I do feel a lot of sympathy for Mac. Mac reacted with fear to a fearful situation and, in eating all of the food supplies they had, made things worse. But he didn’t do it in his right mind. Extreme fear and trauma can make people do strange, unreasonable things. I found Louie’s response so amazing and generous – a glimpse of the person deep inside that hadn’t had tons of opportunity to shine yet – a person of strength and leadership and responsibility. Mac found out that day just how forgiving one can be. In the end, I do believe he redeemed himself as best he could. There was little that he could do but he did it, fighting off the sharks and helping to keep the raft safe and afloat. It wasn’t enough to save himself but his actions helped keep Louie and Phil alive. That is also an act of heroism.
The POWs took enormous risks to carry out thefts, sabotage, and other acts of defiance. Men would risk their lives to steal items as trivial as pencil boxes. What benefit did they derive from defiance that was worth risking death or severe beatings?
I can only imagine. In that, I imagine that it was an act that gave them a feeling of control, something they had little of. Also, in these acts, they were doing little things to hamper the enemy and “help” the war. These acts strengthen character and give encouragement to continue on. Every little bit of encouragement is helpful when you are in the dark days.
Unbroken reveals that, under the “kill-all order,” the Japanese planned to murder all POWs, a plan that was never carried out because of the dropping of the atomic bombs. The book also explores the lengths to which the Japanese were prepared to go to avoid surrender. How did the book make you feel about America’s use of the atomic bomb on Japan?
This is a really hard one because all I have is the book and information. I wasn’t there but I do struggle with the amount of lives lost and permanently damaged from it. I don’t know how much America knew of the damage that would really come from it but in some ways, it is easy to justify and say “it was worth it. It ended the war and thus, in the long run, saved many, many lives.” At the same time, the long term effects of the bombs is crazy and the fear reported in the book are significant. So, I can accept it without issue but am thankful we are not currently in a position where there is need to consider something like this. And I pray we are never in that kind of a position again.
Why do you think most WWII literature has focused on the European war, with so little attention paid to the Pacific war?

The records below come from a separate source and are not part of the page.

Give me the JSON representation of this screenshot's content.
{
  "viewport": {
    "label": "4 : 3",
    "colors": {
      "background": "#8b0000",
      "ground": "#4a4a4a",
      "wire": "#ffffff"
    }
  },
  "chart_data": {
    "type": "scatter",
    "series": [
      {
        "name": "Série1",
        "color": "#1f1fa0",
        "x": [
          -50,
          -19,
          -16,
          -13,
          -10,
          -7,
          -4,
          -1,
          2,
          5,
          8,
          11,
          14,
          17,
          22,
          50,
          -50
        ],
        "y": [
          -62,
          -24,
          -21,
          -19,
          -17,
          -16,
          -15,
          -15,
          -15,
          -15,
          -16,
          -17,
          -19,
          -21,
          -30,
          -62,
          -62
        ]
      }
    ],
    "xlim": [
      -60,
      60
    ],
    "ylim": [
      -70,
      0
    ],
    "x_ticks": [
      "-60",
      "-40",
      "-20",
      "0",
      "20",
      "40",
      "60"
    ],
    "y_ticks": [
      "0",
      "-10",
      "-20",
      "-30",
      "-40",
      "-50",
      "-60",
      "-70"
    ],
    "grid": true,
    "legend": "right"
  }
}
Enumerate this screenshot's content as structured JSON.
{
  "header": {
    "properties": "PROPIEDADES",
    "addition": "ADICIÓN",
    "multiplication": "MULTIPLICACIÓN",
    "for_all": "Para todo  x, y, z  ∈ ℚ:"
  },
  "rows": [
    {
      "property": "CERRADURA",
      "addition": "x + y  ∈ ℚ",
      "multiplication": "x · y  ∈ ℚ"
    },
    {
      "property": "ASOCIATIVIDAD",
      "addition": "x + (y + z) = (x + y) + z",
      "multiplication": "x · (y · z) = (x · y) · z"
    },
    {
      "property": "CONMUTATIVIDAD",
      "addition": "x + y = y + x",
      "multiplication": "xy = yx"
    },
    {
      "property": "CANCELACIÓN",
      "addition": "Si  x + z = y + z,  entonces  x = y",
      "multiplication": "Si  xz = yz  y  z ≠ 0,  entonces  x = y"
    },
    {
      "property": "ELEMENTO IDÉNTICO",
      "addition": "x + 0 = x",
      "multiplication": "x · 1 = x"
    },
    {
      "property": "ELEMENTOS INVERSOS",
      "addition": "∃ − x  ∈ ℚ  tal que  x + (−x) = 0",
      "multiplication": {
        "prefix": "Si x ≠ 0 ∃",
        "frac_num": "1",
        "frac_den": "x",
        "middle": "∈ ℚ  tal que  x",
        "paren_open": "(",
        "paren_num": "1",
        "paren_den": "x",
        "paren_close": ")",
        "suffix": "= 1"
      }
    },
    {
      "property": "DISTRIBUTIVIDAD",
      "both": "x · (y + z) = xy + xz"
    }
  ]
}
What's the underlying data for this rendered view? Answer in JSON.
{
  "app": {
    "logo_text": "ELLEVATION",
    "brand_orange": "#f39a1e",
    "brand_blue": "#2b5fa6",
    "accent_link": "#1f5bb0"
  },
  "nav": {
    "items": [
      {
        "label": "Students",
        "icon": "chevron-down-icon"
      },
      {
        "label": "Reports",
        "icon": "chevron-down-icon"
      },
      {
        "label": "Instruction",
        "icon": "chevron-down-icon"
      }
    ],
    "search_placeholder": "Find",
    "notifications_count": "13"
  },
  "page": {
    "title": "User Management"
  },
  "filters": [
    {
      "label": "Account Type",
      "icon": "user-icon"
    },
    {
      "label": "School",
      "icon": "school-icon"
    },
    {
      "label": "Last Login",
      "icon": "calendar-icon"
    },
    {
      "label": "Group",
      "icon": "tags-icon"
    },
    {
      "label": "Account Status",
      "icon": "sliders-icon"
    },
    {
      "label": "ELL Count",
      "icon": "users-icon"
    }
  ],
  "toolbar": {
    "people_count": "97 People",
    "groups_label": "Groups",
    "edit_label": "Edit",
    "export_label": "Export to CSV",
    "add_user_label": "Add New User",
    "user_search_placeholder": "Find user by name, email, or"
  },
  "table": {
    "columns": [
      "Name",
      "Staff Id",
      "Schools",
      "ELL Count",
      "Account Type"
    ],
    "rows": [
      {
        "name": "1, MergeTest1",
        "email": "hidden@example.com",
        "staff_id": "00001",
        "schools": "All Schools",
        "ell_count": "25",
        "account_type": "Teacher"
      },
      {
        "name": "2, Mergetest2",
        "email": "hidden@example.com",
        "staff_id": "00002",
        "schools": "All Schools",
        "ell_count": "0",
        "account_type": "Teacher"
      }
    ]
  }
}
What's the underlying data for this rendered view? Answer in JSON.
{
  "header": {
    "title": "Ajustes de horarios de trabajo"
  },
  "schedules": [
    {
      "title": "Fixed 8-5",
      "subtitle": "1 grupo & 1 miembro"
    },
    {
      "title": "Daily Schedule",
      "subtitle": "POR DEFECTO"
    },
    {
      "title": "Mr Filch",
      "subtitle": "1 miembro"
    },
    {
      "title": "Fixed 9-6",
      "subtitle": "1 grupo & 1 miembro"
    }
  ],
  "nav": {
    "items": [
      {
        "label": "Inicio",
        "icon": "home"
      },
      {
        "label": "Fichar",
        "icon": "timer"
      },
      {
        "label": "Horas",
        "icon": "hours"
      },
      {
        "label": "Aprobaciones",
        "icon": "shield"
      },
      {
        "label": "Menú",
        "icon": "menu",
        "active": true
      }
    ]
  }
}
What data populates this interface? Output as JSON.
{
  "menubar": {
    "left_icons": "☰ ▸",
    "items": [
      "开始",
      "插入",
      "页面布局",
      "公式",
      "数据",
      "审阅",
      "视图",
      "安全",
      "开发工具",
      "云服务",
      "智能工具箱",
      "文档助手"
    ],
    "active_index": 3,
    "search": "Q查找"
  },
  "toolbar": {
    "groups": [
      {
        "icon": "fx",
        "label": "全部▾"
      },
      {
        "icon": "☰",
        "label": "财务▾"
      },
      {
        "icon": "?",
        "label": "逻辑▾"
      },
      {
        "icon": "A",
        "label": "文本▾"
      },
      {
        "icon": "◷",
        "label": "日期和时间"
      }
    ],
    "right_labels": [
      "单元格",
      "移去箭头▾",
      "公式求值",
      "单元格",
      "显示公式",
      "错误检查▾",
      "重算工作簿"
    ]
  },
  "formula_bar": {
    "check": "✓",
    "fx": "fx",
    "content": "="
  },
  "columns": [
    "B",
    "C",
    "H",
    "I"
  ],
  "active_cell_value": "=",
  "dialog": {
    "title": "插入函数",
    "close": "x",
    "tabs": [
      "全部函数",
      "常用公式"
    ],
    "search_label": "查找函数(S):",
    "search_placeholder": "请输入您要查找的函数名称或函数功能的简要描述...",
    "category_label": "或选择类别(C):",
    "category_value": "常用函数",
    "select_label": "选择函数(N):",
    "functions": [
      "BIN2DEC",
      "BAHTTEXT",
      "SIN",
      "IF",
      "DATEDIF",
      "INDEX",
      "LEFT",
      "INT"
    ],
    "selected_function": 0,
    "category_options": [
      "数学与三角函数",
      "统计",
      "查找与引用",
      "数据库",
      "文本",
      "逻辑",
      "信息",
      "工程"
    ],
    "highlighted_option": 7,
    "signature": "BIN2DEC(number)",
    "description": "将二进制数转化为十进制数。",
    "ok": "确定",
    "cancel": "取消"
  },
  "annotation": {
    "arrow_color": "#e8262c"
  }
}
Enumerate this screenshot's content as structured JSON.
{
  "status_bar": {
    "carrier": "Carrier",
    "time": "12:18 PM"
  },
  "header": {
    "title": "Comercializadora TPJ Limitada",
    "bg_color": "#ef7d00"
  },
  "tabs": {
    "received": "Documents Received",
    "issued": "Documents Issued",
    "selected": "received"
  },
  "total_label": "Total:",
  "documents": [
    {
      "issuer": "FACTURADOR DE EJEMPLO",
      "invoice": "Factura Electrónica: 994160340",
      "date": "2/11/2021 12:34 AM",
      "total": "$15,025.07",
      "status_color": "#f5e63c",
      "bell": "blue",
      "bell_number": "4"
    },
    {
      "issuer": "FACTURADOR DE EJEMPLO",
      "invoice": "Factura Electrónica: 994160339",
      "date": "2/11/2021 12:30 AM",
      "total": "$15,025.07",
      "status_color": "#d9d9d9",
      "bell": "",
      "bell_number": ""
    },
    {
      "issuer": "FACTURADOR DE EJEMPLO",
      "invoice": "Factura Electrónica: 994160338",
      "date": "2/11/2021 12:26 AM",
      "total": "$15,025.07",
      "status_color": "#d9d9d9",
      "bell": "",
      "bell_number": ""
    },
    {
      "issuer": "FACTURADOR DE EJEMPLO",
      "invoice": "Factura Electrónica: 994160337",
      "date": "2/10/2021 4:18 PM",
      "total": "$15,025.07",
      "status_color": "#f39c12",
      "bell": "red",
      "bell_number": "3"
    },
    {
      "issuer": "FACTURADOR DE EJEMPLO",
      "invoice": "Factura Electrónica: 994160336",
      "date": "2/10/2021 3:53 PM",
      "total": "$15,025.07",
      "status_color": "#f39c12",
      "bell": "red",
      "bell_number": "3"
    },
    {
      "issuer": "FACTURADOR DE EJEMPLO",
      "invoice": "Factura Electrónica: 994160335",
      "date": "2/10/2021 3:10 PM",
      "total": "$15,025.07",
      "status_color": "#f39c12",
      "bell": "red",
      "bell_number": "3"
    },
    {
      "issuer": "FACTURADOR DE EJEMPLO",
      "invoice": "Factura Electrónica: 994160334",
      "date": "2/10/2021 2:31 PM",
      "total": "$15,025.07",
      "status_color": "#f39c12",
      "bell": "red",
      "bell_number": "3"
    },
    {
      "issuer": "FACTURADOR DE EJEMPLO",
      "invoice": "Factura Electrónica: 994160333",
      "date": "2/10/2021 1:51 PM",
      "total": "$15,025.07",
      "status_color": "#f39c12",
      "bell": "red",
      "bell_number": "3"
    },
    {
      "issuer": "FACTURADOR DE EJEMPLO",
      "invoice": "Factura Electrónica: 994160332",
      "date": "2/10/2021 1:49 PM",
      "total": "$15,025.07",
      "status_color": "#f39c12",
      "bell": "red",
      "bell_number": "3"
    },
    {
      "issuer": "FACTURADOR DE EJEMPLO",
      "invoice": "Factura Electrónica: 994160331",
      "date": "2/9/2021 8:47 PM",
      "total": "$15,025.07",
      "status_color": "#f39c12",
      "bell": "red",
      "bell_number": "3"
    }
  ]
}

No clue. My guess is that we in America are predominantly linked through ancestry to Europe. That is kind of our “history.” As I read more and more, there are truly stories though from around the entire globe about the battles and effects of WWII. There is much, much more to WWII than the European theater and we need to help our children see this because the effects of it are still visible today. Broader world-views give us all a more compassionate view of others.
I’m going to close it here. I could go on. There are actually 23 questions in the book and some of them are very deep-thinking ones. I encourage you to read what Wendy wrote about Unbroken on Ladybug Daydreams.
The selection for next month is Waiting for Rachel by Kimberly Rae Jordan. It is currently available for free on Kindle over on Amazon.
Merry Christmas and Happy New Year.